**What needs to be done:**
Copy each entry verbatim, excluding its images.

- - - - - - -

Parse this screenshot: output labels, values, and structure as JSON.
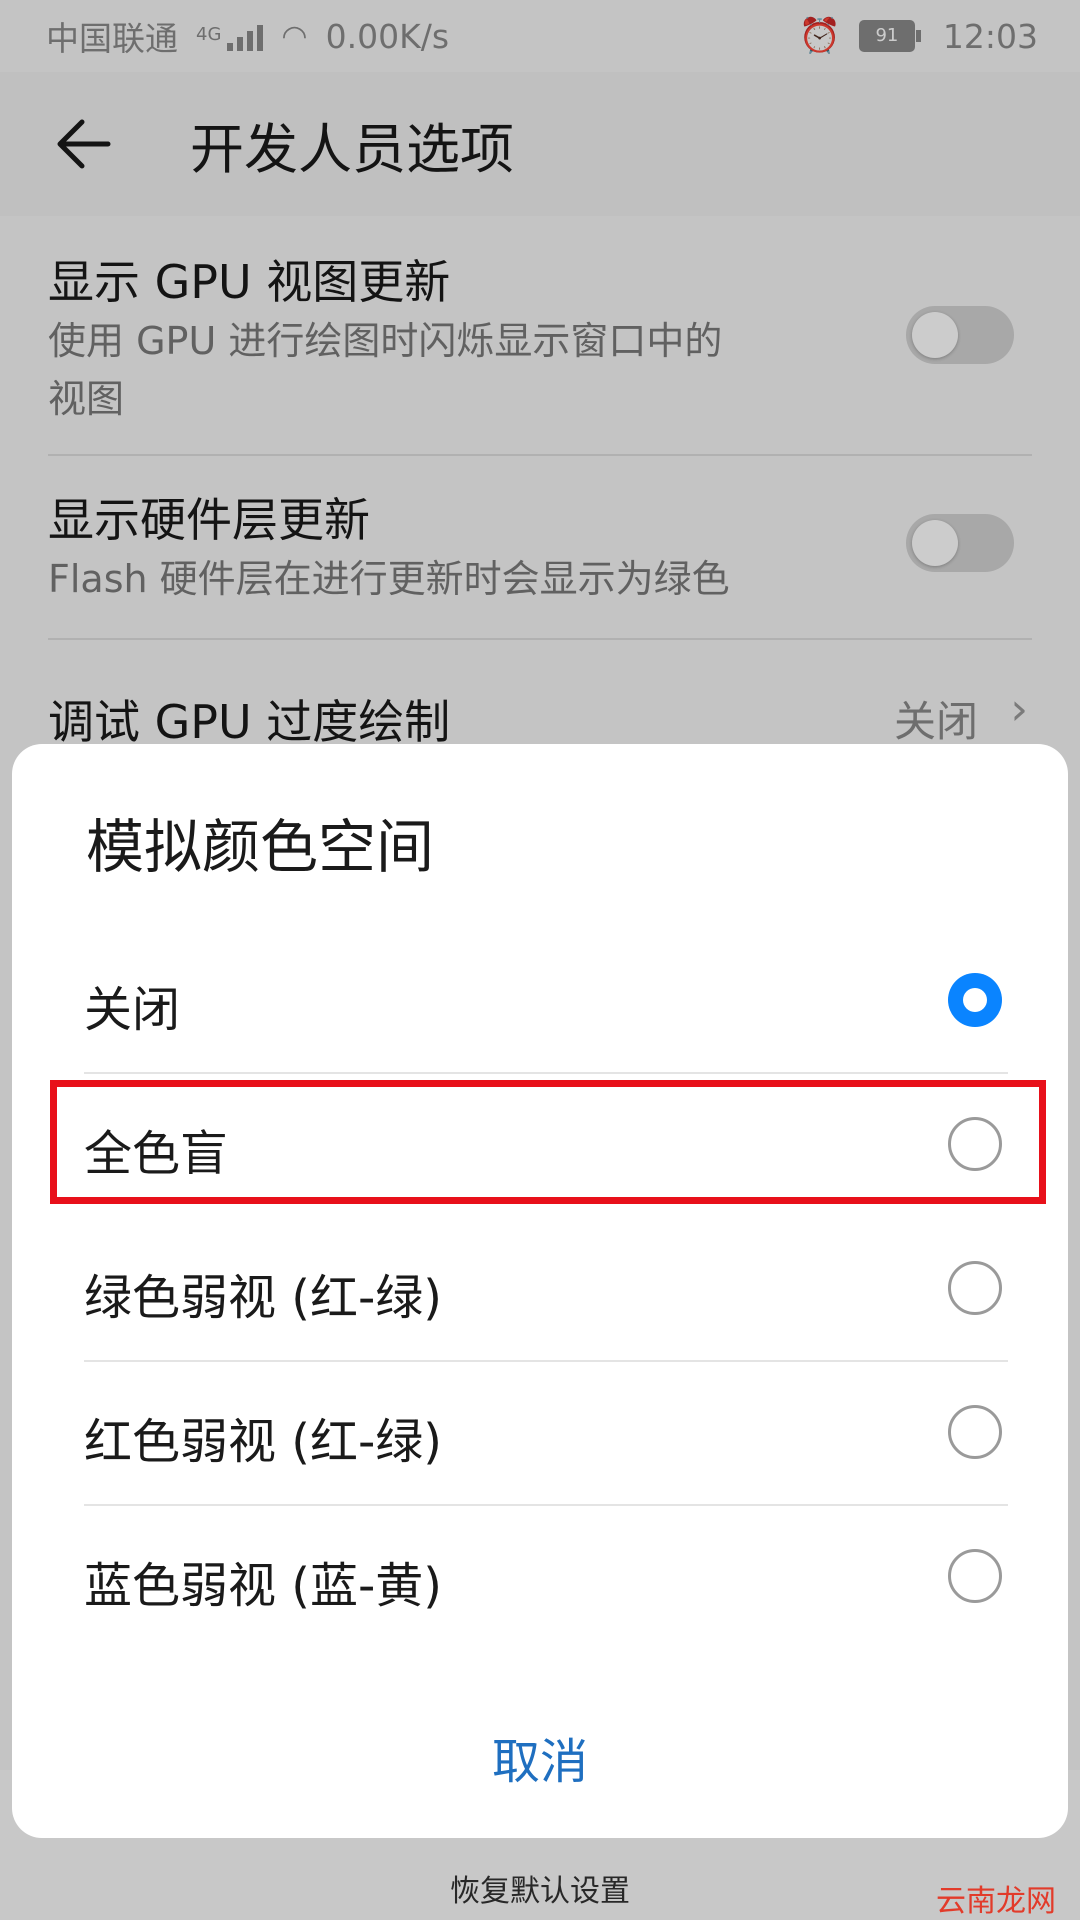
{
  "status_bar": {
    "carrier": "中国联通",
    "network": "4G",
    "speed": "0.00K/s",
    "battery": "91",
    "time": "12:03"
  },
  "header": {
    "title": "开发人员选项",
    "back_icon": "arrow-left-icon"
  },
  "settings": [
    {
      "title": "显示 GPU 视图更新",
      "subtitle_line1": "使用 GPU 进行绘图时闪烁显示窗口中的",
      "subtitle_line2": "视图",
      "toggle": false
    },
    {
      "title": "显示硬件层更新",
      "subtitle_line1": "Flash 硬件层在进行更新时会显示为绿色",
      "toggle": false
    },
    {
      "title": "调试 GPU 过度绘制",
      "value": "关闭"
    }
  ],
  "bottom": {
    "restore_label": "恢复默认设置"
  },
  "dialog": {
    "title": "模拟颜色空间",
    "options": [
      {
        "label": "关闭",
        "selected": true
      },
      {
        "label": "全色盲",
        "selected": false
      },
      {
        "label": "绿色弱视 (红-绿)",
        "selected": false
      },
      {
        "label": "红色弱视 (红-绿)",
        "selected": false
      },
      {
        "label": "蓝色弱视 (蓝-黄)",
        "selected": false
      }
    ],
    "cancel_label": "取消"
  },
  "watermark": "云南龙网",
  "colors": {
    "accent": "#0a84ff",
    "highlight_border": "#e8101a",
    "cancel_text": "#1f6fc0"
  }
}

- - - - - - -

**Task result:**
Parse this screenshot: output labels, values, and structure as JSON.
{
  "status_bar": {
    "carrier": "中国联通",
    "network": "4G",
    "speed": "0.00K/s",
    "battery": "91",
    "time": "12:03"
  },
  "header": {
    "title": "开发人员选项",
    "back_icon": "arrow-left-icon"
  },
  "settings": [
    {
      "title": "显示 GPU 视图更新",
      "subtitle_line1": "使用 GPU 进行绘图时闪烁显示窗口中的",
      "subtitle_line2": "视图",
      "toggle": false
    },
    {
      "title": "显示硬件层更新",
      "subtitle_line1": "Flash 硬件层在进行更新时会显示为绿色",
      "toggle": false
    },
    {
      "title": "调试 GPU 过度绘制",
      "value": "关闭"
    }
  ],
  "bottom": {
    "restore_label": "恢复默认设置"
  },
  "dialog": {
    "title": "模拟颜色空间",
    "options": [
      {
        "label": "关闭",
        "selected": true
      },
      {
        "label": "全色盲",
        "selected": false
      },
      {
        "label": "绿色弱视 (红-绿)",
        "selected": false
      },
      {
        "label": "红色弱视 (红-绿)",
        "selected": false
      },
      {
        "label": "蓝色弱视 (蓝-黄)",
        "selected": false
      }
    ],
    "cancel_label": "取消"
  },
  "watermark": "云南龙网",
  "colors": {
    "accent": "#0a84ff",
    "highlight_border": "#e8101a",
    "cancel_text": "#1f6fc0"
  }
}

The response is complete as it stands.